Blog | Friday, October 16, 2015

Will you trade me a CLABSI for a pneumothorax?

There was an interesting new study published in the New England Journal of Medicine by Jean-Jacques Parienti and colleagues and funded by the French Ministry of Health. The study aimed to compare the rates of catheter-related bloodstream infection and symptomatic deep vein thrombosis (DVT) in 2,532 adult intensive care unit patients randomized to subclavian (n=843), jugular (n=845) or femoral vein (n=844) sites for nontunneled central venous catheter insertion. Baseline characteristics were very similar across the three groups.

The results are not very surprising with higher rates of infection and symptomatic DVT when catheters were inserted using the jugular and femoral veins compared to the subclavian veins but these were almost cancelled out by a higher risk of pneumothorax when using the subclavian approach.

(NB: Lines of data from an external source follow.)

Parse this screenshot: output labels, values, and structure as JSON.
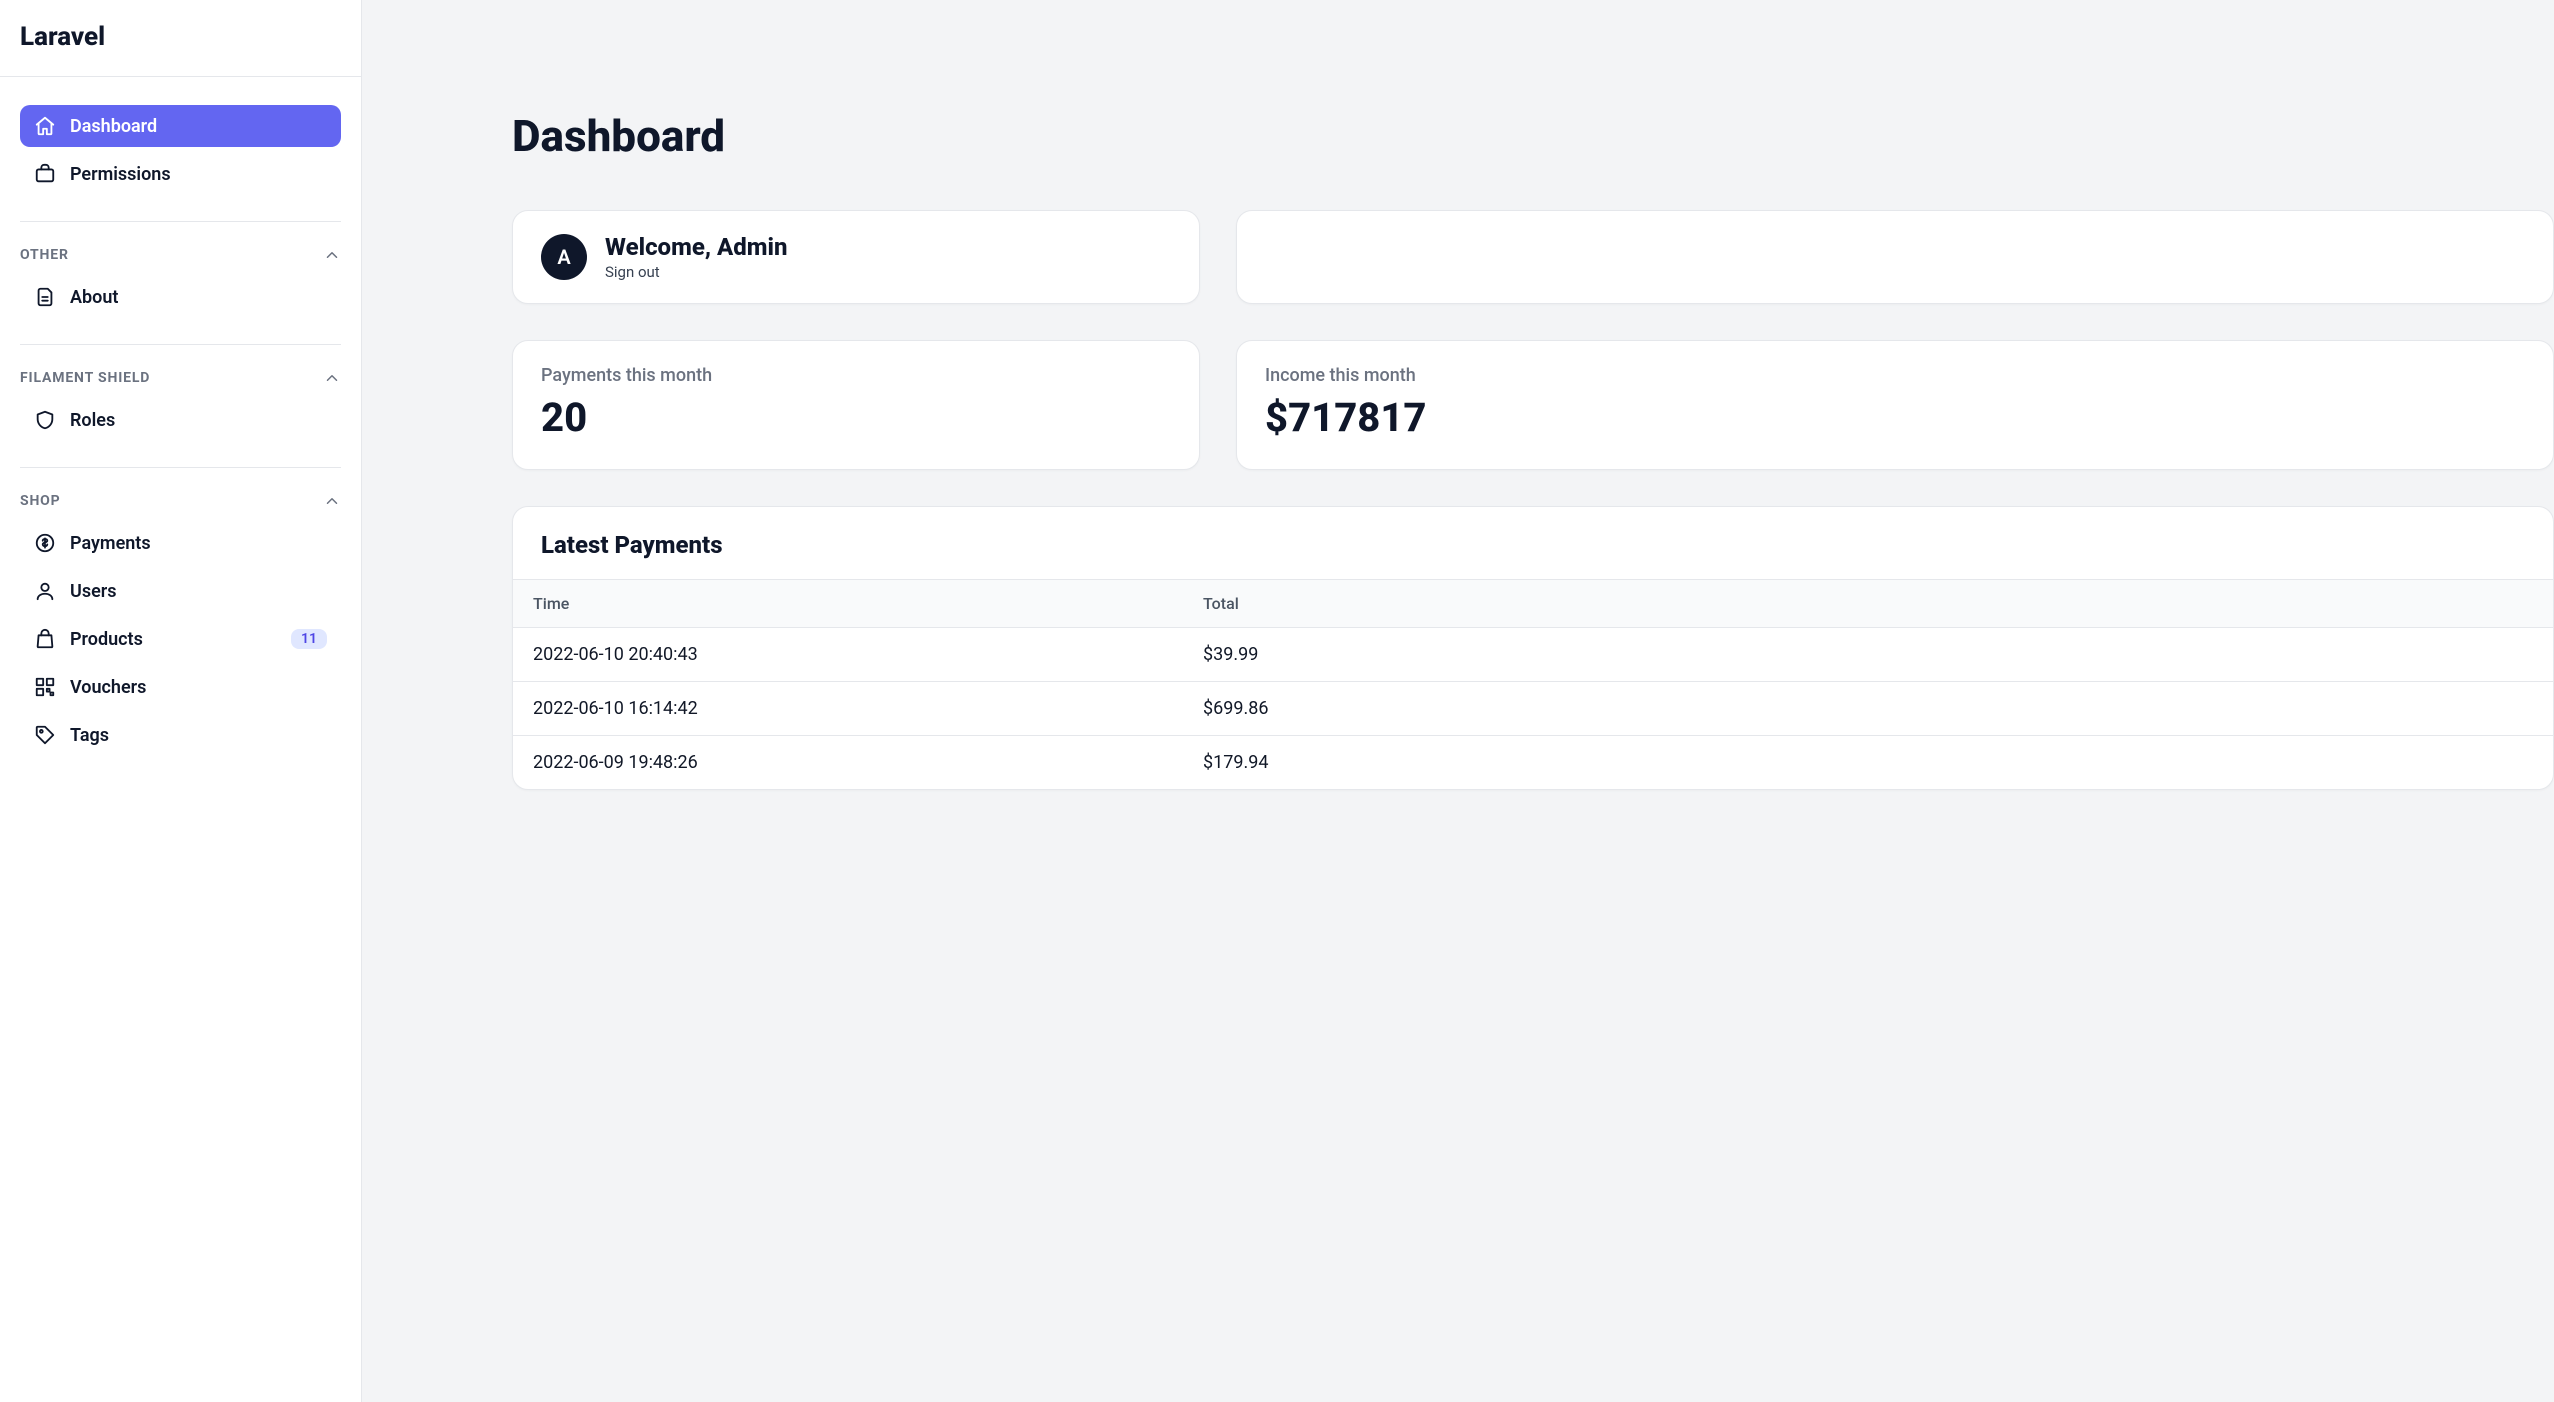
{
  "brand": "Laravel",
  "sidebar": {
    "top": [
      {
        "label": "Dashboard",
        "icon": "home",
        "active": true
      },
      {
        "label": "Permissions",
        "icon": "briefcase",
        "active": false
      }
    ],
    "groups": [
      {
        "title": "OTHER",
        "items": [
          {
            "label": "About",
            "icon": "document"
          }
        ]
      },
      {
        "title": "FILAMENT SHIELD",
        "items": [
          {
            "label": "Roles",
            "icon": "shield"
          }
        ]
      },
      {
        "title": "SHOP",
        "items": [
          {
            "label": "Payments",
            "icon": "currency"
          },
          {
            "label": "Users",
            "icon": "user"
          },
          {
            "label": "Products",
            "icon": "bag",
            "badge": "11"
          },
          {
            "label": "Vouchers",
            "icon": "qrcode"
          },
          {
            "label": "Tags",
            "icon": "tag"
          }
        ]
      }
    ]
  },
  "page": {
    "title": "Dashboard",
    "welcome": {
      "avatar_initial": "A",
      "greeting": "Welcome, Admin",
      "signout_label": "Sign out"
    },
    "stats": [
      {
        "label": "Payments this month",
        "value": "20"
      },
      {
        "label": "Income this month",
        "value": "$717817"
      }
    ],
    "latest_payments": {
      "title": "Latest Payments",
      "columns": [
        "Time",
        "Total"
      ],
      "rows": [
        {
          "time": "2022-06-10 20:40:43",
          "total": "$39.99"
        },
        {
          "time": "2022-06-10 16:14:42",
          "total": "$699.86"
        },
        {
          "time": "2022-06-09 19:48:26",
          "total": "$179.94"
        }
      ]
    }
  }
}
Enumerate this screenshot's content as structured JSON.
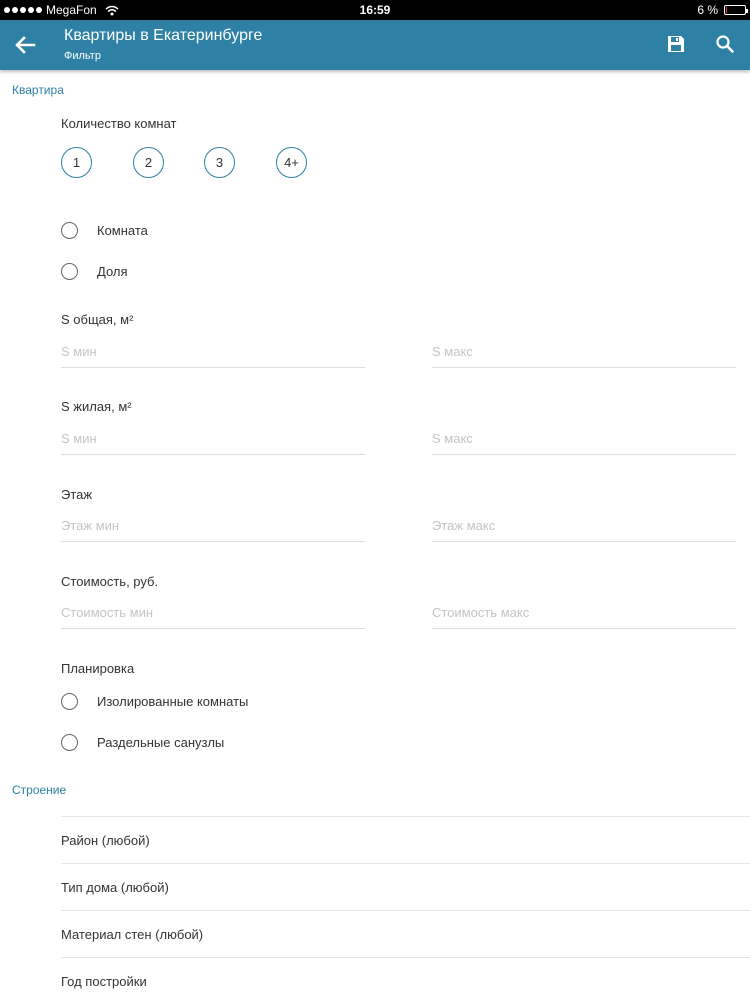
{
  "status_bar": {
    "carrier": "MegaFon",
    "time": "16:59",
    "battery": "6 %",
    "battery_level": 0.06
  },
  "app_bar": {
    "title": "Квартиры в Екатеринбурге",
    "subtitle": "Фильтр",
    "back_icon": "arrow-back-icon",
    "save_icon": "floppy-disk-icon",
    "search_icon": "search-icon"
  },
  "apartment": {
    "section_title": "Квартира",
    "rooms_label": "Количество комнат",
    "rooms": [
      "1",
      "2",
      "3",
      "4+"
    ],
    "type_options": [
      "Комната",
      "Доля"
    ],
    "ranges": [
      {
        "label": "S общая, м²",
        "min_placeholder": "S мин",
        "max_placeholder": "S макс"
      },
      {
        "label": "S жилая, м²",
        "min_placeholder": "S мин",
        "max_placeholder": "S макс"
      },
      {
        "label": "Этаж",
        "min_placeholder": "Этаж мин",
        "max_placeholder": "Этаж макс"
      },
      {
        "label": "Стоимость, руб.",
        "min_placeholder": "Стоимость мин",
        "max_placeholder": "Стоимость макс"
      }
    ],
    "layout_label": "Планировка",
    "layout_options": [
      "Изолированные комнаты",
      "Раздельные санузлы"
    ]
  },
  "building": {
    "section_title": "Строение",
    "items": [
      "Район (любой)",
      "Тип дома (любой)",
      "Материал стен (любой)",
      "Год постройки"
    ]
  },
  "colors": {
    "accent": "#2e80a4",
    "status_bar": "#000000"
  }
}
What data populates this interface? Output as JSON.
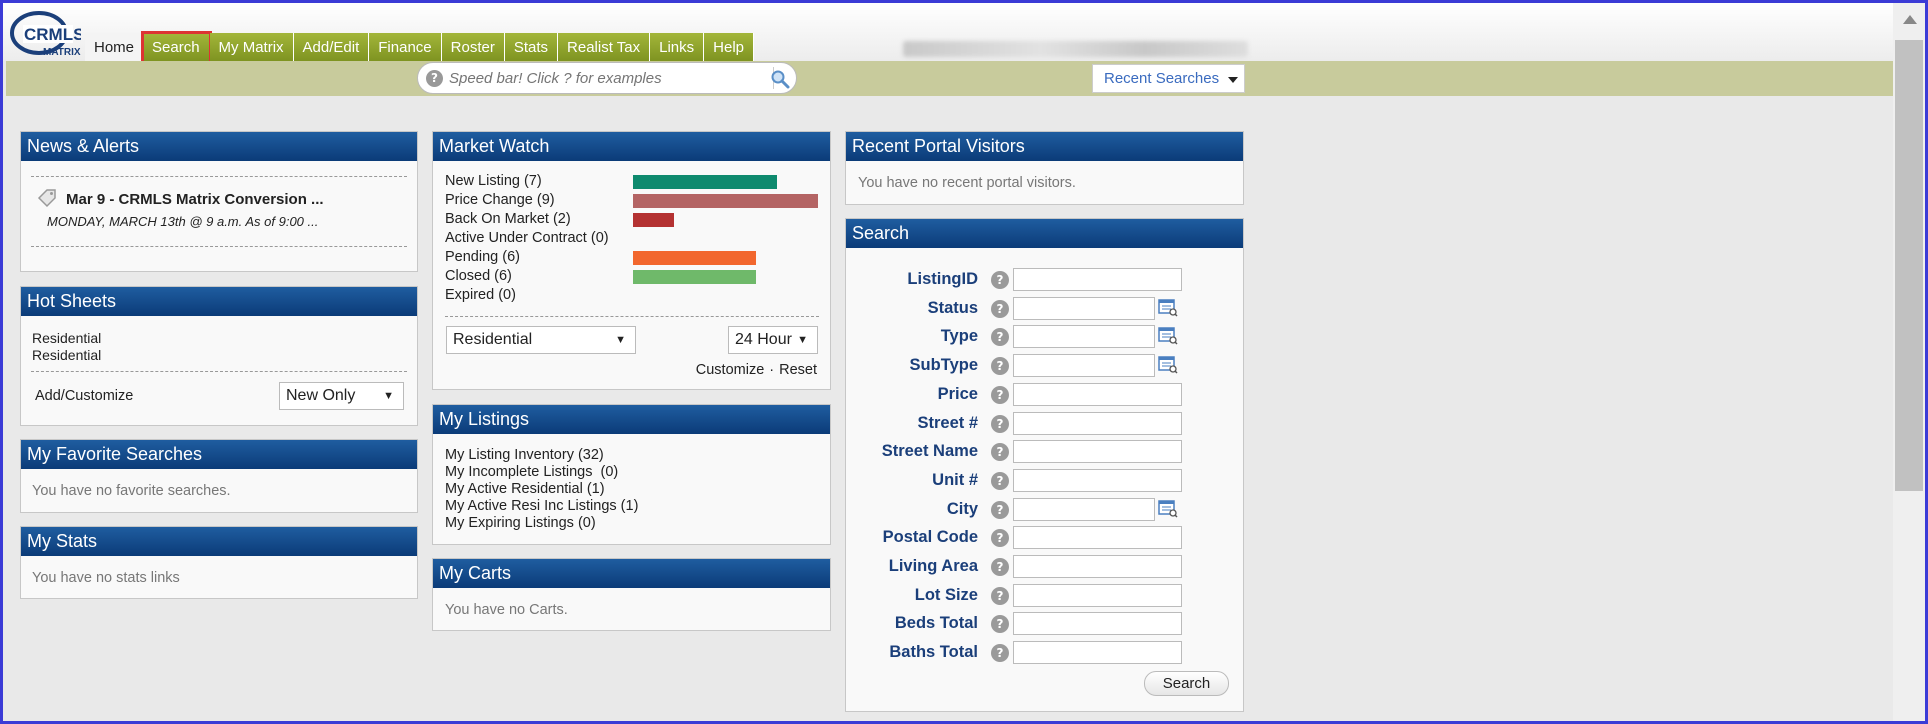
{
  "nav": {
    "logo_text_top": "CRMLS",
    "logo_text_bottom": "MATRIX",
    "items": [
      "Home",
      "Search",
      "My Matrix",
      "Add/Edit",
      "Finance",
      "Roster",
      "Stats",
      "Realist Tax",
      "Links",
      "Help"
    ],
    "selected": "Search"
  },
  "speedbar": {
    "placeholder": "Speed bar! Click ? for examples",
    "help_glyph": "?",
    "recent_searches": "Recent Searches"
  },
  "news": {
    "title": "News & Alerts",
    "item_title": "Mar 9 - CRMLS Matrix Conversion ...",
    "item_sub": "MONDAY, MARCH 13th @ 9 a.m. As of 9:00 ..."
  },
  "hot_sheets": {
    "title": "Hot Sheets",
    "items": [
      "Residential",
      "Residential"
    ],
    "add_customize": "Add/Customize",
    "filter": "New Only"
  },
  "fav_searches": {
    "title": "My Favorite Searches",
    "empty": "You have no favorite searches."
  },
  "stats": {
    "title": "My Stats",
    "empty": "You have no stats links"
  },
  "market_watch": {
    "title": "Market Watch",
    "rows": [
      {
        "label": "New Listing (7)",
        "count": 7,
        "color": "#0e8a6e"
      },
      {
        "label": "Price Change (9)",
        "count": 9,
        "color": "#b46464"
      },
      {
        "label": "Back On Market (2)",
        "count": 2,
        "color": "#b43232"
      },
      {
        "label": "Active Under Contract (0)",
        "count": 0,
        "color": "#888888"
      },
      {
        "label": "Pending (6)",
        "count": 6,
        "color": "#f2672e"
      },
      {
        "label": "Closed (6)",
        "count": 6,
        "color": "#6fb96a"
      },
      {
        "label": "Expired (0)",
        "count": 0,
        "color": "#888888"
      }
    ],
    "property_type": "Residential",
    "time_range": "24 Hour",
    "customize": "Customize",
    "separator": "·",
    "reset": "Reset"
  },
  "my_listings": {
    "title": "My Listings",
    "items": [
      "My Listing Inventory (32)",
      "My Incomplete Listings  (0)",
      "My Active Residential (1)",
      "My Active Resi Inc Listings (1)",
      "My Expiring Listings (0)"
    ]
  },
  "carts": {
    "title": "My Carts",
    "empty": "You have no Carts."
  },
  "portal_visitors": {
    "title": "Recent Portal Visitors",
    "empty": "You have no recent portal visitors."
  },
  "search_panel": {
    "title": "Search",
    "fields": [
      {
        "label": "ListingID",
        "lookup": false
      },
      {
        "label": "Status",
        "lookup": true
      },
      {
        "label": "Type",
        "lookup": true
      },
      {
        "label": "SubType",
        "lookup": true
      },
      {
        "label": "Price",
        "lookup": false
      },
      {
        "label": "Street #",
        "lookup": false
      },
      {
        "label": "Street Name",
        "lookup": false
      },
      {
        "label": "Unit #",
        "lookup": false
      },
      {
        "label": "City",
        "lookup": true
      },
      {
        "label": "Postal Code",
        "lookup": false
      },
      {
        "label": "Living Area",
        "lookup": false
      },
      {
        "label": "Lot Size",
        "lookup": false
      },
      {
        "label": "Beds Total",
        "lookup": false
      },
      {
        "label": "Baths Total",
        "lookup": false
      }
    ],
    "button": "Search",
    "help_glyph": "?"
  }
}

Here are my thoughts on the paper:
1. This is a very nice study that confirms the results of prior smaller studies in the field.
2. The overall complication rate is low with approximately 97% of catheters in each group inserted safely without a pneumothorax and without infection or DVT.
3. When all complications are included, it doesn't appear there is a preferred site for catheter insertion. However, since hospitals are penalized for infections [NOTE: co-blogger Michael Edmond, MD, FACP kindly informed me that hospitals are penalized for iatrogenic pneumothorax through an AHRQ patient safety indicator, which is included in the CMS Hospital-Acquired Condition Reduction Program. Thus, selecting a subclavian site could lower your central-live acquired bloodstream infections (CLABSI) penalty but raise your pneumothorax penalty. Of course!] there has been a preference for choosing the subclavian site, since it is associated with fewer infections. Unfortunately, the subclavian site had a much higher rate of pneumothorax.
4. One important comment that the authors make is that how long the catheter remains in place can greatly increase the rate of infections and blood clots. So, if the doctor expects the catheter to remain in for a short period of time, she might chose a femoral or jugular vein approach to limit the pneumothorax risk, with very little infection or clotting risk since the catheter will be removed before the complication can occur. However, if the catheter is to remain in place for many days, it is probably worth the higher risk of pneumothorax associated with the subclavian site, which only occurs when the catheter is inserted, in order to reduce the long term infection and DVT risks.
5. The study sites did not use daily chlorhexidine bathing and did not place chlorhexidine-impregnated dressings at the catheter insertion site. Both of these interventions have been shown to reduce catheter-related bloodstream infections. Thus, these results might not be generalizable to hospitals that use chlorhexidine bathing and/or chlorhexidine dressings. It's possible that either of these interventions or both could mitigate the infection risk rendering femoral or jugular vein approaches safer than they appear in this study.
6. Overall, it looks like fears of using the femoral vein are exaggerated, especially when you consider the rates of other complications like pneumothorax. It may be that in our efforts to get to zero CLABSI, we're putting patients at higher risk for other complications. Perhaps a more nuanced target of “any complications per catheter inserted” could replace CLABSI as a quality metric?

Eli N. Perencevich, MD, ACP Member, is an infectious disease physician and epidemiologist in Iowa City, Iowa, who studies methods to halt the spread of resistant bacteria in our hospitals (including novel ways to get everyone to wash their hands). This post originally appeared at the blog Controversies in Hospital Infection Prevention.